Write your information on your kids in case you get separated.
There are multiple ways to do this – some people just write on their kids arms with permanent marker. You can make a necklace/lanyard for them with your information on it. You can also get a free bracelet made specifically for this reason from the information booths. And make sure you have photos of your kid from that day in your phone. This is always our first step once we get into the fair.
You can bring food and (non-alcoholic) drinks into the fair!
Pack some of your kid’s favorite healthy snacks along with water bottles for everyone. Since a lot of the food at the fair is decadent, bring something healthy. Fruits and veggies are always a good option. Offer them to kids in between activities. You can even bring coolers into the fair – but not the grandstand. And be prepared for your bag and cooler to be searched when you enter the fair.
Photo by @mrs_rachdana
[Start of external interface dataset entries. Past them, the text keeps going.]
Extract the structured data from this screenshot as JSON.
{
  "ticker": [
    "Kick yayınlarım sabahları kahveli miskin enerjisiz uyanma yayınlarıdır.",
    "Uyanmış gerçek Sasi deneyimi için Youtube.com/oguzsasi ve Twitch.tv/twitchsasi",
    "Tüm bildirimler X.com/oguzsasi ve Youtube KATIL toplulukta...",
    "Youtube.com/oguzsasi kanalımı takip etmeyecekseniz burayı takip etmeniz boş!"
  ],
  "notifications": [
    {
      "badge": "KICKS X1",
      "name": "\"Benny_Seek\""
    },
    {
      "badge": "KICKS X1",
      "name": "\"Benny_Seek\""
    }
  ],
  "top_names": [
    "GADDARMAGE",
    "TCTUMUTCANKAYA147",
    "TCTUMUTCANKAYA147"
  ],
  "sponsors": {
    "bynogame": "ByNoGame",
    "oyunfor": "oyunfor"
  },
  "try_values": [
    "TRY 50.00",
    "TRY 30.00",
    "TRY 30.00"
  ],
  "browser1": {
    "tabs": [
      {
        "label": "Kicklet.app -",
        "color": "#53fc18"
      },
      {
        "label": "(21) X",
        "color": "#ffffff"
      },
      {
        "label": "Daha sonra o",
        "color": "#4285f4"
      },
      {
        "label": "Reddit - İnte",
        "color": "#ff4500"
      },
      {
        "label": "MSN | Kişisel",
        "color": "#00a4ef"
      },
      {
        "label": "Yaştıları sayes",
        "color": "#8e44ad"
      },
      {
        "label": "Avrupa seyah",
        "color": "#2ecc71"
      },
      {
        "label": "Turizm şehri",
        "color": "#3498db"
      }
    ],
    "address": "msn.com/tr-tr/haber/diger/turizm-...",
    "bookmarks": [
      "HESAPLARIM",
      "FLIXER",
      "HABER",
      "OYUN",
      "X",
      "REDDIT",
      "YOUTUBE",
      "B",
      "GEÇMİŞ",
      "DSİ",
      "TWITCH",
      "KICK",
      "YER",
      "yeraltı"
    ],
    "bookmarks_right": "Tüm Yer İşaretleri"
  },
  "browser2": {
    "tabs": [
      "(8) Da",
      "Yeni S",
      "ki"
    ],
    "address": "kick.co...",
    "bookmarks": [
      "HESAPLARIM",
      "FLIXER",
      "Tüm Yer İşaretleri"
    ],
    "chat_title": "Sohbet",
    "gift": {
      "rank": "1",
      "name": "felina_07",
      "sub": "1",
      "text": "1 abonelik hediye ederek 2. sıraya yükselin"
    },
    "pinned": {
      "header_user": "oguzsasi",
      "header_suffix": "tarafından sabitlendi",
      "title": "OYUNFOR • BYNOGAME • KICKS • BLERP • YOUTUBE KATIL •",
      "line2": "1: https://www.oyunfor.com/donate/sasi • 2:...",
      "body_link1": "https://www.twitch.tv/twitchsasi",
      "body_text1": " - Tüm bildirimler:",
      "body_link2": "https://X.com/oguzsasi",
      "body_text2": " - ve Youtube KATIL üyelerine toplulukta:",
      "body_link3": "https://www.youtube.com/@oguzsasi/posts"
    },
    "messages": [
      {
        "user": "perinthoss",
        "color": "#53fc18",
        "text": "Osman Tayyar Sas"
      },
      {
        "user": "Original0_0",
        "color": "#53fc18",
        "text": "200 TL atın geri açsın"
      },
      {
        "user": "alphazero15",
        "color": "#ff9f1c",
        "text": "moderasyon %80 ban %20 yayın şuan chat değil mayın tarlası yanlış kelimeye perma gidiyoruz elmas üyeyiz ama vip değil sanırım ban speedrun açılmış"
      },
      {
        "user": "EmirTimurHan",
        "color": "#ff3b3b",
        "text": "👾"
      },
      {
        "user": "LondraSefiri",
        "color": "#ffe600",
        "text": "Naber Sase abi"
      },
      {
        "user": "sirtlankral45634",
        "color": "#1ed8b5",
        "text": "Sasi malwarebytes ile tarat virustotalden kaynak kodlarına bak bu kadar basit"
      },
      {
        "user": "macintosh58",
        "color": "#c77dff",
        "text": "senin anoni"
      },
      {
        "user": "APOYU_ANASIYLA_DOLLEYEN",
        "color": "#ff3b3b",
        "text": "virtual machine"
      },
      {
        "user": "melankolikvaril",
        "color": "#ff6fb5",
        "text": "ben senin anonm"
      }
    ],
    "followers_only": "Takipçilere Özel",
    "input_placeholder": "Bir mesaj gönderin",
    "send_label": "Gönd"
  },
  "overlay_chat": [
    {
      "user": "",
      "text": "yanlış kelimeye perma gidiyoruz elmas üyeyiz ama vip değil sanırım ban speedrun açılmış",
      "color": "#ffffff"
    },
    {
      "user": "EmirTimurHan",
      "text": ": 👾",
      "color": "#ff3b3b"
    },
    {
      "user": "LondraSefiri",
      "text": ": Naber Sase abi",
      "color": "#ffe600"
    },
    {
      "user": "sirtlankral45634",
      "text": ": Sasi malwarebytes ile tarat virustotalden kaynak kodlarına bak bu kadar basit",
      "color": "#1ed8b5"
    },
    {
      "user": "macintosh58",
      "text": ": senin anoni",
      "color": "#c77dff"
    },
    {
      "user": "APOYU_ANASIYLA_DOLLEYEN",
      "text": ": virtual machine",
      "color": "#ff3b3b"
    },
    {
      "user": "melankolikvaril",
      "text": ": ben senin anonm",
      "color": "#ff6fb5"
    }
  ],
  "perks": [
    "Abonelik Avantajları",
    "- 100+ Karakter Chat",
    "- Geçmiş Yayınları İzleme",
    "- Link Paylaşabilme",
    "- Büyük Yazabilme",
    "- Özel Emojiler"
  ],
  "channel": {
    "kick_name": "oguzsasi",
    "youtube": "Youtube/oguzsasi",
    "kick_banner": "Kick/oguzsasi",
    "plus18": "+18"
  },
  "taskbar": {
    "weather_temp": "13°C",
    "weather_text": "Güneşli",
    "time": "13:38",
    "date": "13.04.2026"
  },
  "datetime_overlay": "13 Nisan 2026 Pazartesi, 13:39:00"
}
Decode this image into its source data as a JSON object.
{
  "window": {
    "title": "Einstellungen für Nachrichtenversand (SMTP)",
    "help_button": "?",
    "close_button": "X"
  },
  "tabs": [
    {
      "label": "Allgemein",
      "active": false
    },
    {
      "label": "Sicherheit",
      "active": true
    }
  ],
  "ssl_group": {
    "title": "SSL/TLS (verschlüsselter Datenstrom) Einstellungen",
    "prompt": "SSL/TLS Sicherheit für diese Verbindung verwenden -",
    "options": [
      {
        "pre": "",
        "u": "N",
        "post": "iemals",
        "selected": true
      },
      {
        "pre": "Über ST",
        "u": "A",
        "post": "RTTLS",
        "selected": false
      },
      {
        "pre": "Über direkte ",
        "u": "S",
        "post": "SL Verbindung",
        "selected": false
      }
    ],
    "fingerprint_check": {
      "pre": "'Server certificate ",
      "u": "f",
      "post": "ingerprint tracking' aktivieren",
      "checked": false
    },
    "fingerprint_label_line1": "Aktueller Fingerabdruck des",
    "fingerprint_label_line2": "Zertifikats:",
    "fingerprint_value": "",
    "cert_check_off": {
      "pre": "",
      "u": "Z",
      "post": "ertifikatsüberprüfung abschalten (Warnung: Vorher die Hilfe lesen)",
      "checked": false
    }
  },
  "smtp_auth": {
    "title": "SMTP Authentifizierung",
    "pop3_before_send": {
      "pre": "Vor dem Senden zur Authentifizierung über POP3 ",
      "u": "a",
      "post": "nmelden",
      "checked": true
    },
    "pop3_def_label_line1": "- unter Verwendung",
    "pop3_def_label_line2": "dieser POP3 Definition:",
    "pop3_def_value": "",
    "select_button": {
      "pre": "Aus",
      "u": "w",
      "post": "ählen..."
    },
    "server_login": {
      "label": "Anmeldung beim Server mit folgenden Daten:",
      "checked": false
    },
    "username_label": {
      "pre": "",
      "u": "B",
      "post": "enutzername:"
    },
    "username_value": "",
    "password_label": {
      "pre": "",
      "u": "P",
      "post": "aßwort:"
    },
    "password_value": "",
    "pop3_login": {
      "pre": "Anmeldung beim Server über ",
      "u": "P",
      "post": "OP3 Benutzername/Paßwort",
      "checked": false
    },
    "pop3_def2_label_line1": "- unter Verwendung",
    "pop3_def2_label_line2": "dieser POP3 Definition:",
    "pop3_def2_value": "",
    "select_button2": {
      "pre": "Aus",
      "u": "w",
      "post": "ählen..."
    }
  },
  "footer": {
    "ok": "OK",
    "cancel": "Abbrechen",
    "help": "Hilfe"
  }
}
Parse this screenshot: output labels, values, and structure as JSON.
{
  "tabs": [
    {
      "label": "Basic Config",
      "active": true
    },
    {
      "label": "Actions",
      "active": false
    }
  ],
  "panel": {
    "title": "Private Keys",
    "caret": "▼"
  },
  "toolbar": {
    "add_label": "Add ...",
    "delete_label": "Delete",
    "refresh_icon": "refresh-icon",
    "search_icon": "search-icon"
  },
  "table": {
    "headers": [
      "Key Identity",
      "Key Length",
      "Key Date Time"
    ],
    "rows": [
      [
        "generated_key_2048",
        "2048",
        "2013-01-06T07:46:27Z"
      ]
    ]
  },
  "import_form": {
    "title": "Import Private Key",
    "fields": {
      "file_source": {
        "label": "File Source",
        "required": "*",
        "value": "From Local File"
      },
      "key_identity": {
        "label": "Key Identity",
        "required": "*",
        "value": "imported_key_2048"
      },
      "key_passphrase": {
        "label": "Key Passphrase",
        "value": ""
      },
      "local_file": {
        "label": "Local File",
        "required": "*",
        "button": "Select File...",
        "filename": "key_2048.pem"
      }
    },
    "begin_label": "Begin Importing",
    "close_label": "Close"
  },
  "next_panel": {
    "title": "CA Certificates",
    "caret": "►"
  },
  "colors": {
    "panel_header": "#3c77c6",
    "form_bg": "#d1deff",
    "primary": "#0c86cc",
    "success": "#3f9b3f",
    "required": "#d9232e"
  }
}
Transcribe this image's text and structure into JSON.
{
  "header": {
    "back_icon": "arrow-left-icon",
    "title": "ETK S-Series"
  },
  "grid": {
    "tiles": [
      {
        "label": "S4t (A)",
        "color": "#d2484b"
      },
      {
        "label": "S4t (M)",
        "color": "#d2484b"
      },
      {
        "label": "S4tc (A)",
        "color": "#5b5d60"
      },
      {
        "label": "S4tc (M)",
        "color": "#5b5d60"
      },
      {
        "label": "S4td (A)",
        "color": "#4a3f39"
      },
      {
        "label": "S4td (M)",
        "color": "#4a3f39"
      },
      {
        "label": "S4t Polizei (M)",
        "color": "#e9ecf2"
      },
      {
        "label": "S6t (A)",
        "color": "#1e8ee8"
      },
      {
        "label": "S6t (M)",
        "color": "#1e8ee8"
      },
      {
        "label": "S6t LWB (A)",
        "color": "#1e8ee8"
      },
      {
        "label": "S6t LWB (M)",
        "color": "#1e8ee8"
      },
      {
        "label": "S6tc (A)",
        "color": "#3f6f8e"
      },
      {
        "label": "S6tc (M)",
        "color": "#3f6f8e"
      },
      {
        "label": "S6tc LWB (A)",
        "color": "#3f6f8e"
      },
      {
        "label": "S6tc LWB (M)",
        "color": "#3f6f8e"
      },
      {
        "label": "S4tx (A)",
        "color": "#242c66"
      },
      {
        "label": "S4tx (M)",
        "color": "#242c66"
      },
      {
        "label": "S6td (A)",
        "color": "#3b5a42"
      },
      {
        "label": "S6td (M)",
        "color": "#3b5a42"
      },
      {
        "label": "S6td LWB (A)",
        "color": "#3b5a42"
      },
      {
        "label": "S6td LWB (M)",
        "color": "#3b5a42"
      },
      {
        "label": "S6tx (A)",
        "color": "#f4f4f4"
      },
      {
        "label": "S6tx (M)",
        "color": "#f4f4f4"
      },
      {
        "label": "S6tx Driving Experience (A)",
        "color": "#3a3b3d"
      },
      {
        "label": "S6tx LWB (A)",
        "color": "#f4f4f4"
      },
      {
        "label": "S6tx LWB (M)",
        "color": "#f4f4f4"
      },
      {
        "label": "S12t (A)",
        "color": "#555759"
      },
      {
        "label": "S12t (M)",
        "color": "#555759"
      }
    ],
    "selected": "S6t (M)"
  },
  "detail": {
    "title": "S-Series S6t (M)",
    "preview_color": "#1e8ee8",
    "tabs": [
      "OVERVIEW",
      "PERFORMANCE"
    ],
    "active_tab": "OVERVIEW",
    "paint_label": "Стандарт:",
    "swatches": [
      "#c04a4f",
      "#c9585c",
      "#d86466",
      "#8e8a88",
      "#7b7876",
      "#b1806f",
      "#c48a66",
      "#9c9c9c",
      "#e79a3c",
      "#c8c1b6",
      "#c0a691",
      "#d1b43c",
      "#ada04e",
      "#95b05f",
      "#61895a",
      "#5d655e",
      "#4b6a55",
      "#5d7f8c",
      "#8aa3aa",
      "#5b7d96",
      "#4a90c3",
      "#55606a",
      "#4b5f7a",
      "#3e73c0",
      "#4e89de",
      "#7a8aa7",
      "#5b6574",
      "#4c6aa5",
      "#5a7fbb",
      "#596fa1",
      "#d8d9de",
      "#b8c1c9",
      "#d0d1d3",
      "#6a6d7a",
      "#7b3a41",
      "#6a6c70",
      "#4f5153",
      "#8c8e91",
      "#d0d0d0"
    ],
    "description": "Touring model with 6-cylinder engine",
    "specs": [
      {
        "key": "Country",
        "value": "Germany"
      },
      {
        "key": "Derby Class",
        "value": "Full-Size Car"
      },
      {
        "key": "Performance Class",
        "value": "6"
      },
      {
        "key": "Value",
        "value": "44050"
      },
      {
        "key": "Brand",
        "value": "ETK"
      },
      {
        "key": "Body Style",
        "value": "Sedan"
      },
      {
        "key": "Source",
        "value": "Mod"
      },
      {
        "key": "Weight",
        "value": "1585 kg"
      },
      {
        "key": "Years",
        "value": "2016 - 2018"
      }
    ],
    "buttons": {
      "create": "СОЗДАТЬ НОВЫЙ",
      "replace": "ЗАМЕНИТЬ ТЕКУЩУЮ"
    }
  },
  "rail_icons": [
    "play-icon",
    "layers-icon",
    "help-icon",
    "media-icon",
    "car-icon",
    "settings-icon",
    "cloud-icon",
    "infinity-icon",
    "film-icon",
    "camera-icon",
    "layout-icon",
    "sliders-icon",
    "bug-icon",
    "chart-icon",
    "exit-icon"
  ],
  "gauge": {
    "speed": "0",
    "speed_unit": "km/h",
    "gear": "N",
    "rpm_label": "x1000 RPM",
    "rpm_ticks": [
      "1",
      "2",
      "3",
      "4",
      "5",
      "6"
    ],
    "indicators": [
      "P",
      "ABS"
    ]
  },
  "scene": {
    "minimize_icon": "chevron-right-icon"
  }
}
Make time for breaks.
The fair is fun, but it can also be too much if we go go go without taking the time to rest. Find a quiet, shaded bench to have a break and a snack. If your kid still naps, take that into account as well. Do you need to leave before they nap, or go in the evening after they nap? Can you leave and come back again later? Will they nap in the wagon or stroller?
Check out the myTalk 107.1 tent for a quiet place to pump or feed your baby.
This space is great! I used this space for 3 years of the fair and am so glad it exists! They have fans, toys for older siblings, places to plug in your pump, comfy seating, and a diaper changing area with supplies. It’s semi-private – there are no divided spaces. It’s just a big tent. There are also other areas around the fair that you can pump or feed if you need a calm, quiet space with electricity. Some also have space to change your baby’s diaper.
Lower your expectations.
High expectations can ruin any experience. You may think you’ll take your kids and everything will be perfect, but that’s not guaranteed. It can get hot, tiring, and overstimulation for little ones. The Minnesota State Fair is one of the most attended state fairs in the country! Large crowds, new foods, noises, and lots of walking can overwhelm anyone but especially our kids. If you go into the day expecting too much, you might be disappointed at the end. And don’t think you’ll get to do every single activity you have on the list, or eat all the foods you want to try. Keep it laidback and simple.
Some of our favorite activities for kids at the Minnesota State Fair…
Eat an apple cider freezie
Alphabet Forest and Math on a Stick
Great Big Sandbox
Little Farm Hands
Look at the tractors on Machinery Hill
Miracle of Birth Center
Scavenger hunt (pick up at Alphabet Forest)
Sit on the horse in the Horse Barn
Nature Adventure Play Yard at the Eco Experience
Minnesota Farm Bureau
Rides at Kidway or Midway
Free live music
Watch the parade
Meet a PBS Kids character at the TPT booth
Photo by Jenelle Hill